Even the wind and waves obey Him, so must I. I must obey because that is where I will find my heart delighting. That is where I want my heart to delight and how to delight others and in some cases disappoint others. (there are power and principalities that would like us to fail)

Yesterday I went for a bike ride down the shore for about an hour. It was the first exercise I have done in almost 2 months. It was phenomenal. It was a breezy ride along the bay in very wealthy neighborhoods. On my way home I stopped outside a church that had a prayer labyrinth (imagine a giant circle with a maze painted path on it).

It moved me because that labyrinth was much like a stone labyrinth in the prayer garden at Bon Secours St. Francis Hospital in South Carolina where I started my chaplaincy residency. It was the perfect place to pray and walk. For the first time in months, I prayed with passion and confidence in who God is. I’m sorry it has been that long.

But something amazing happened at the end of the labyrinth. These labyrinths start on the outskirts of a circle and have their ending point in the center. It took about 3-4 minutes to walk. But as soon as I hit the center I paused briefly and turned toward the church steeple and was hit with several successive massive gusts of wind. These winds moved me multiple times while I stood facing it.

I tried to speak to the wind to stop it. I verbally spoke, “God, how am I supposed to hear you when the wind is so loud?” The Spirit replied, “The wind won’t keep you from hearing my voice, and I don’t need the wind to move you.” It was sustained and kept moving me affirming that I too am born of the Spirit.
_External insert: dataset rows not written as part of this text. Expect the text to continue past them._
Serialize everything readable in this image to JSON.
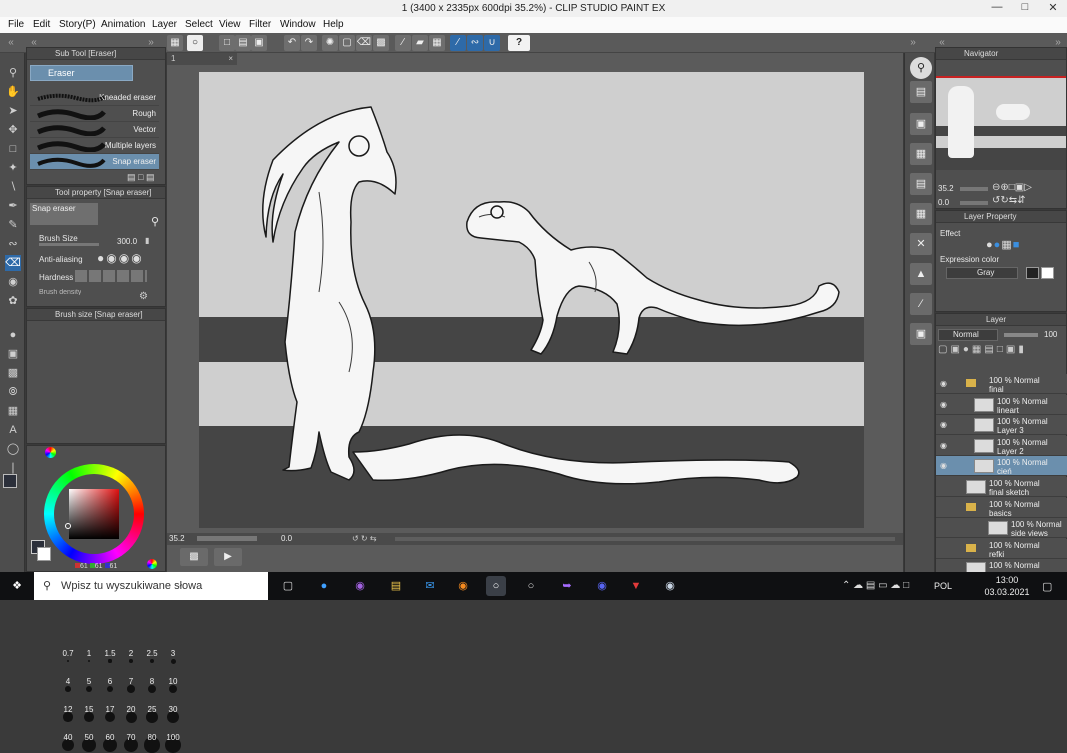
{
  "window": {
    "title": "1 (3400 x 2335px 600dpi 35.2%)  - CLIP STUDIO PAINT EX"
  },
  "menu": [
    "File",
    "Edit",
    "Story(P)",
    "Animation",
    "Layer",
    "Select",
    "View",
    "Filter",
    "Window",
    "Help"
  ],
  "subtool_panel": {
    "title": "Sub Tool [Eraser]",
    "group": "Eraser",
    "items": [
      "Kneaded eraser",
      "Rough",
      "Vector",
      "Multiple layers",
      "Snap eraser"
    ],
    "selected": "Snap eraser"
  },
  "tool_property": {
    "title": "Tool property [Snap eraser]",
    "preview_label": "Snap eraser",
    "brush_size_label": "Brush Size",
    "brush_size_value": "300.0",
    "anti_aliasing_label": "Anti-aliasing",
    "hardness_label": "Hardness",
    "brush_density_label": "Brush density"
  },
  "brush_size_panel": {
    "title": "Brush size [Snap eraser]",
    "sizes": [
      "0.7",
      "1",
      "1.5",
      "2",
      "2.5",
      "3",
      "4",
      "5",
      "6",
      "7",
      "8",
      "10",
      "12",
      "15",
      "17",
      "20",
      "25",
      "30",
      "40",
      "50",
      "60",
      "70",
      "80",
      "100"
    ]
  },
  "color": {
    "main": "#2b2f3a",
    "sub": "#ffffff",
    "values": [
      "61",
      "61",
      "61"
    ]
  },
  "canvas": {
    "tab_label": "1",
    "zoom": "35.2",
    "angle": "0.0"
  },
  "navigator": {
    "title": "Navigator",
    "zoom": "35.2",
    "angle": "0.0"
  },
  "layer_property": {
    "title": "Layer Property",
    "effect_label": "Effect",
    "expression_color_label": "Expression color",
    "expression_color_value": "Gray"
  },
  "layer_panel": {
    "title": "Layer",
    "blend_mode": "Normal",
    "opacity": "100",
    "layers": [
      {
        "top": "100 % Normal",
        "name": "final",
        "type": "folder"
      },
      {
        "top": "100 % Normal",
        "name": "lineart",
        "type": "layer"
      },
      {
        "top": "100 % Normal",
        "name": "Layer 3",
        "type": "layer"
      },
      {
        "top": "100 % Normal",
        "name": "Layer 2",
        "type": "layer"
      },
      {
        "top": "100 % Normal",
        "name": "cień",
        "type": "layer",
        "selected": true
      },
      {
        "top": "100 % Normal",
        "name": "final sketch",
        "type": "layer"
      },
      {
        "top": "100 % Normal",
        "name": "basics",
        "type": "folder"
      },
      {
        "top": "100 % Normal",
        "name": "side views",
        "type": "layer"
      },
      {
        "top": "100 % Normal",
        "name": "refki",
        "type": "folder"
      },
      {
        "top": "100 % Normal",
        "name": "",
        "type": "layer"
      }
    ]
  },
  "taskbar": {
    "search_placeholder": "Wpisz tu wyszukiwane słowa",
    "language": "POL",
    "time": "13:00",
    "date": "03.03.2021"
  },
  "colors": {
    "accent": "#2e6aa8",
    "selected_layer": "#6b8fad",
    "panel": "#4f4f4f"
  }
}
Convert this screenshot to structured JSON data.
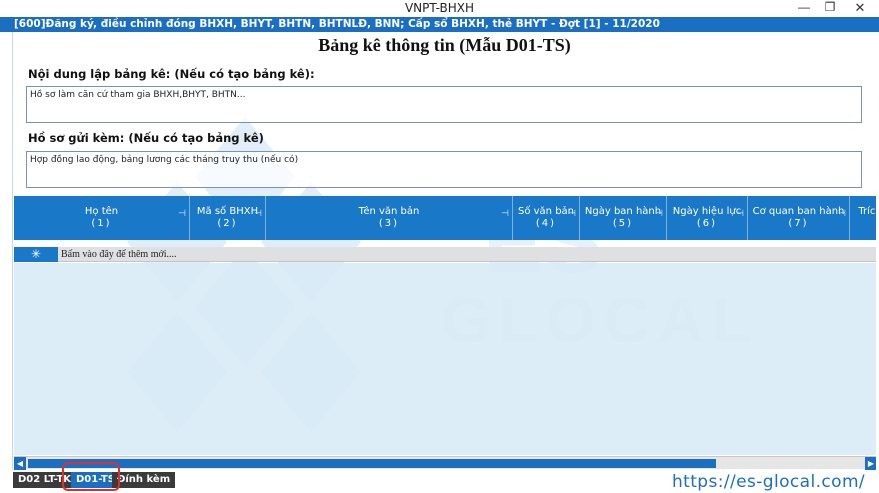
{
  "window": {
    "title": "VNPT-BHXH",
    "minimize_glyph": "—",
    "maximize_glyph": "❐",
    "close_glyph": "✕"
  },
  "form": {
    "header": "[600]Đăng ký, điều chỉnh đóng BHXH, BHYT, BHTN, BHTNLĐ, BNN; Cấp sổ BHXH, thẻ BHYT - Đợt [1] - 11/2020",
    "page_title": "Bảng kê thông tin (Mẫu D01-TS)",
    "content_label": "Nội dung lập bảng kê: (Nếu có tạo bảng kê):",
    "content_value": "Hồ sơ làm căn cứ tham gia BHXH,BHYT, BHTN...",
    "attached_label": "Hồ sơ gửi kèm: (Nếu có tạo bảng kê)",
    "attached_value": "Hợp đồng lao động, bảng lương các tháng truy thu (nếu có)"
  },
  "grid": {
    "columns": [
      {
        "title": "Họ tên",
        "num": "(1)"
      },
      {
        "title": "Mã số BHXH",
        "num": "(2)"
      },
      {
        "title": "Tên văn bản",
        "num": "(3)"
      },
      {
        "title": "Số văn bản",
        "num": "(4)"
      },
      {
        "title": "Ngày ban hành",
        "num": "(5)"
      },
      {
        "title": "Ngày hiệu lực",
        "num": "(6)"
      },
      {
        "title": "Cơ quan ban hành",
        "num": "(7)"
      },
      {
        "title": "Trích",
        "num": ""
      }
    ],
    "pin_glyph": "⊣",
    "new_row_marker": "✳",
    "new_row_hint": "Bấm vào đây để thêm mới...."
  },
  "scroll": {
    "left_arrow": "◀",
    "right_arrow": "▶"
  },
  "tabs": [
    {
      "label": "D02 LT-TK1"
    },
    {
      "label": "D01-TS"
    },
    {
      "label": "Đính kèm"
    }
  ],
  "watermark": {
    "brand_top": "ES",
    "brand_bottom": "GLOCAL"
  },
  "site_url": "https://es-glocal.com/",
  "colors": {
    "accent": "#1a78c9",
    "highlight": "#d7322e",
    "grid_body": "#d6eaf6"
  }
}
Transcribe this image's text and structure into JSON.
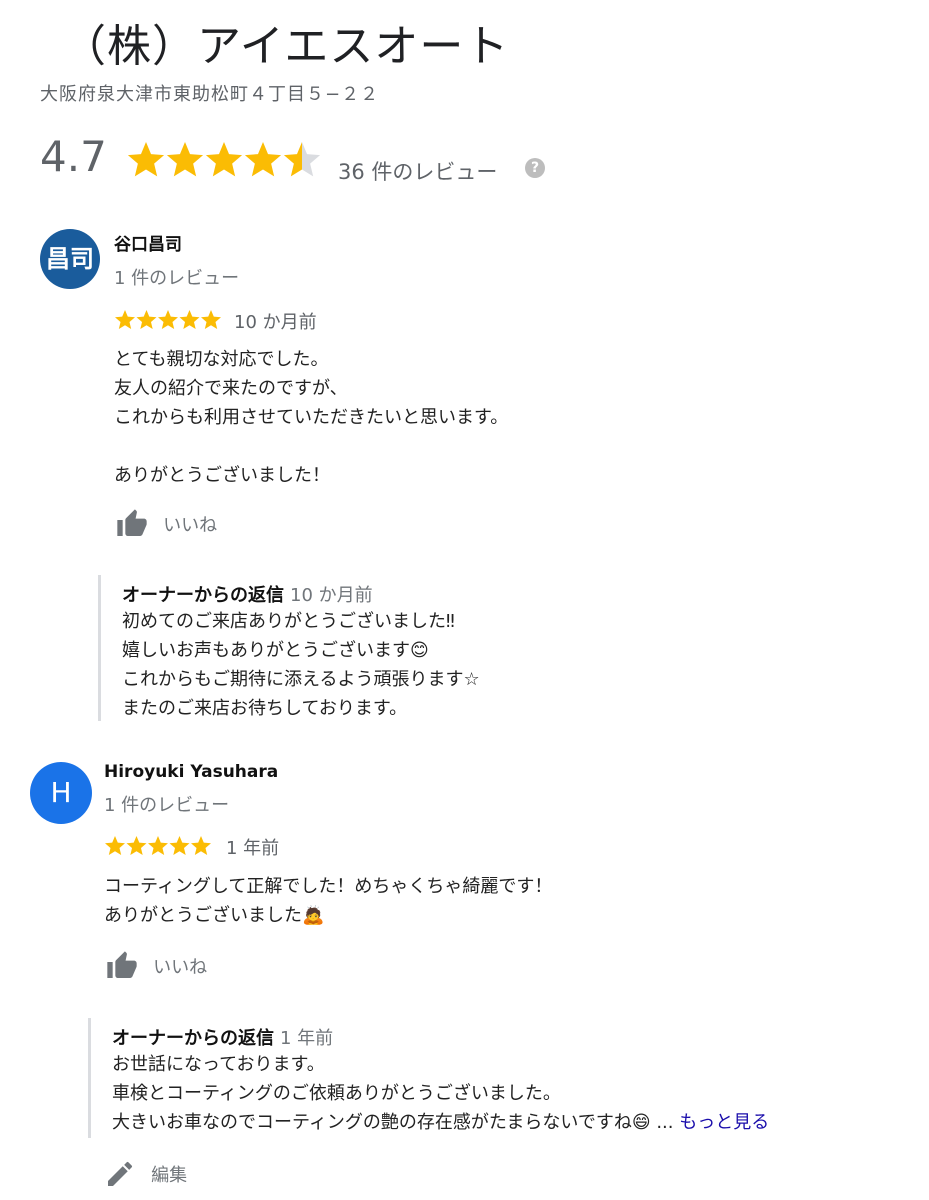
{
  "business": {
    "name": "（株）アイエスオート",
    "address": "大阪府泉大津市東助松町４丁目５−２２",
    "rating": "4.7",
    "rating_value": 4.7,
    "review_count_label": "36 件のレビュー",
    "help_glyph": "?"
  },
  "colors": {
    "star": "#fbbc04",
    "star_empty": "#dadce0",
    "link": "#1a0dab"
  },
  "reviews": [
    {
      "avatar_text": "昌司",
      "name": "谷口昌司",
      "review_count": "1 件のレビュー",
      "stars": 5,
      "time": "10 か月前",
      "text": "とても親切な対応でした。\n友人の紹介で来たのですが、\nこれからも利用させていただきたいと思います。\n\nありがとうございました！",
      "like_label": "いいね",
      "owner_reply_label": "オーナーからの返信",
      "owner_reply_time": "10 か月前",
      "owner_reply_text": "初めてのご来店ありがとうございました‼\n嬉しいお声もありがとうございます😊\nこれからもご期待に添えるよう頑張ります☆\nまたのご来店お待ちしております。"
    },
    {
      "avatar_text": "H",
      "name": "Hiroyuki Yasuhara",
      "review_count": "1 件のレビュー",
      "stars": 5,
      "time": "1 年前",
      "text": "コーティングして正解でした！めちゃくちゃ綺麗です！\nありがとうございました🙇",
      "like_label": "いいね",
      "owner_reply_label": "オーナーからの返信",
      "owner_reply_time": "1 年前",
      "owner_reply_text": "お世話になっております。\n車検とコーティングのご依頼ありがとうございました。\n大きいお車なのでコーティングの艶の存在感がたまらないですね😄 ...",
      "more_label": "もっと見る"
    }
  ],
  "edit_label": "編集",
  "icons": {
    "like": "thumbs-up-icon",
    "edit": "pencil-icon",
    "help": "question-mark-icon",
    "star": "star-icon"
  }
}
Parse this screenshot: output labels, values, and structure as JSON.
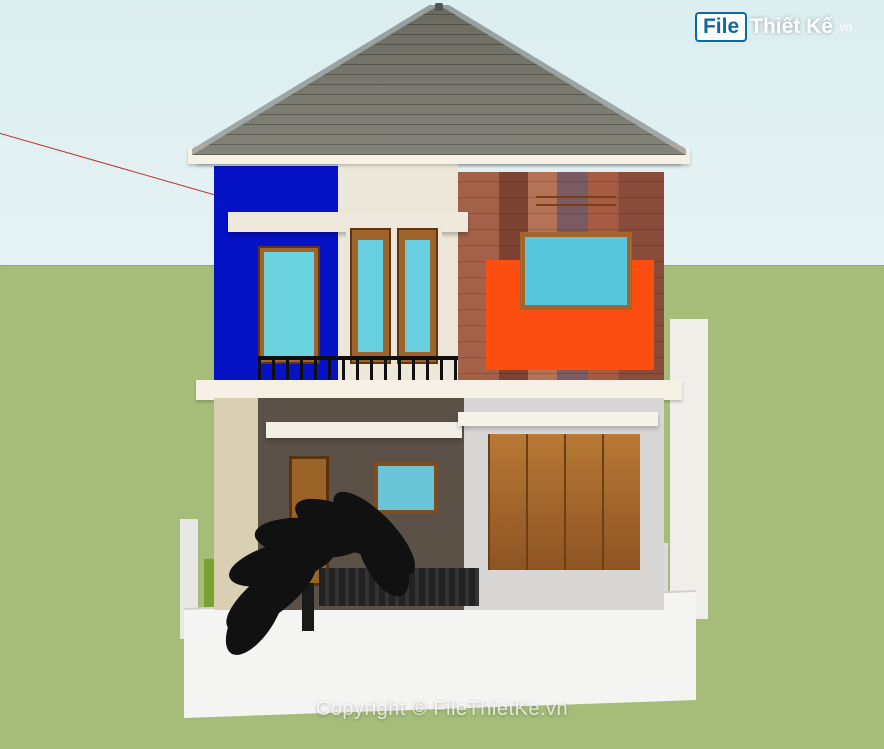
{
  "watermark": {
    "logo_box": "File",
    "logo_rest": "Thiết Kế",
    "logo_tld": ".vn",
    "copyright_text": "Copyright © FileThietKe.vn"
  },
  "scene": {
    "app_hint": "SketchUp viewport",
    "sky_color": "#dbeef0",
    "ground_color": "#a5bd79",
    "axis_line_color": "#c32f2f"
  },
  "house": {
    "storeys": 2,
    "roof": {
      "type": "hip",
      "material": "asphalt-shingle",
      "color": "#6b6b63"
    },
    "first_floor": {
      "accent_wall_color": "#0612c6",
      "brick_panel": true,
      "orange_panel_color": "#fc4e11",
      "balcony_railing": true,
      "window_count": 2,
      "door_count": 1
    },
    "ground_floor": {
      "front_gate_panels": 4,
      "small_window": true,
      "canopy_count": 2,
      "entry_door": true
    },
    "site": {
      "lawn": true,
      "driveway_paving": "grid",
      "plant": "palm",
      "compound_wall": true
    }
  }
}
In Him we move, we breathe, we have our being. Let us, the Church billow with blessing.